#Sinatra100 – Frank Sinatra and Ava Gardner – Part 2
By Matt Micucci
Among the many tales of Hollywood romances, there is something particularly tragic and passionate that makes the one between Frank Sinatra and Ava Gardner stand out. In this second part of three, we look at their tempestuous marriages right up to their separation in 1953.
On October 1951, Frank Sinatra and Ava Gardner got married. The idyllic honeymoon was not to last very long.
On an evening in August that same year, at the Cal-Neva Lodge in Lake Tahoe, a casino-hotel where he often performed and of which he was a shareholder, they drank copious amounts of champagne and ended up having a huge argument. Fifteen minutes later, Sinatra took a handful of sleeping pills and when he came to, Gardner was in his room worried sick, but readily forgave him. It was only a few weeks later that he attempted suicide again after another one of their huge fights, with a mixture of pills and by turning on all the gas burners. He took in a big whiff and passed out.
There was at least one reported incident in which Sinatra tried to re-igniting his affair with Lana Turner, who had had a falling out with her own boyfriend at the time, just to spite Gardner. On the other hand, there were also reports that Gardner dreaded down time on film sets, which led to many one night stands with just about anyone she could find – from the stuntman to the sound guy.
As if things were not tense enough between the two, in 1953 while Sinatra was visiting his wife on the set of Mogambo, which was to be Gardner’s next picture, she told him that she was pregnant with his baby. Sinatra was ecstatic, but Gardner couldn’t picture parenthood working out for them, and snook off to London from Africa to get an abortion. It was later discovered that this was not the first time, and Sinatra had been unaware that she had an abortion before earlier on in their relationship.
To make matters worse, when shoot wrapped up in Africa, Gardner went to Madrid to pursue an affair with Luis Miguel Dominguin, Spain’s most popular bullfighter. Heartbroken and defeated, Sinatra made one final, desperate attempt to attract his loved one’s attentions, and slashed his wrists, picturing her wife’s beautiful green eyes watching over him when he would wake up in the hospital bed. But she never showed up.
When he went over to visit her and talk with her in person, he did all he could to persuade her to go back to him, before finally coming to the conclusion that it was all useless, and his every attempt failed. In 1953, their separation became public. Ol’ Blue Eyes fell into a state of depression.

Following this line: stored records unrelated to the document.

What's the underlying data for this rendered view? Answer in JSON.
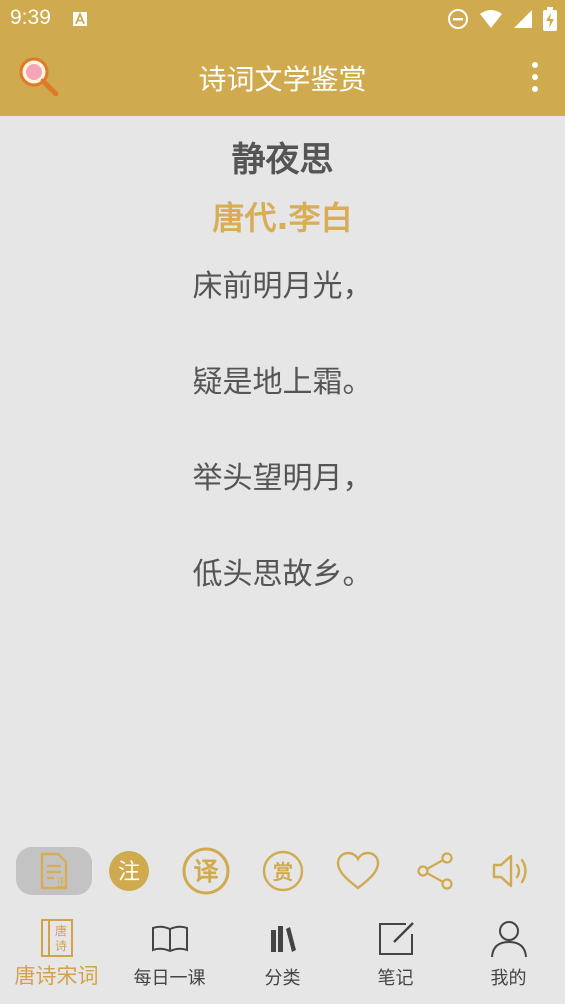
{
  "status": {
    "time": "9:39"
  },
  "app": {
    "title": "诗词文学鉴赏"
  },
  "poem": {
    "title": "静夜思",
    "author": "唐代.李白",
    "lines": [
      "床前明月光，",
      "疑是地上霜。",
      "举头望明月，",
      "低头思故乡。"
    ]
  },
  "tools": {
    "original_icon_text": "正",
    "notes_label": "注",
    "translate_label": "译",
    "appreciate_label": "赏"
  },
  "nav": {
    "items": [
      {
        "label": "唐诗宋词",
        "icon_text_top": "唐",
        "icon_text_bottom": "诗"
      },
      {
        "label": "每日一课"
      },
      {
        "label": "分类"
      },
      {
        "label": "笔记"
      },
      {
        "label": "我的"
      }
    ]
  },
  "colors": {
    "accent": "#cfaa4f",
    "gold_text": "#d9ad55",
    "background": "#e6e6e6"
  }
}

In the end, what saved him quite unexpectedly was his career. His separation from Gardner somewhat ironically co-incided with a universal embrace from the audience. It was partially because the savage reporting that had turned the lives of Sinatra and Gardner into a precursor of reality TV had altered the cocky image Sinatra had been known by, humanizing him and bringing him closer to the audience that saw him once again as “one of them”.
But even more so, he was able to screen test for the role of Maggio in From Here to Eternity. Not only did he get the part, but his performance also won him unparalleled critical praise as a “serious actor” and an Academy Award.
Little did he know, that it had been Ava Gardner who had secretly begged the producer of the film to give him that screen test. “If you don’t give him this role, he’ll kill himself,” she’d told him bluntly, sincerely concerned. There is no telling now whether what she said might have really happened, but given the countless suicide attempts by Sinatra earlier in their relationship, there is a high probability that she may have in fact ultimately saved his life.
The third and final part of the story will be published tomorrow on JAZZIZ.com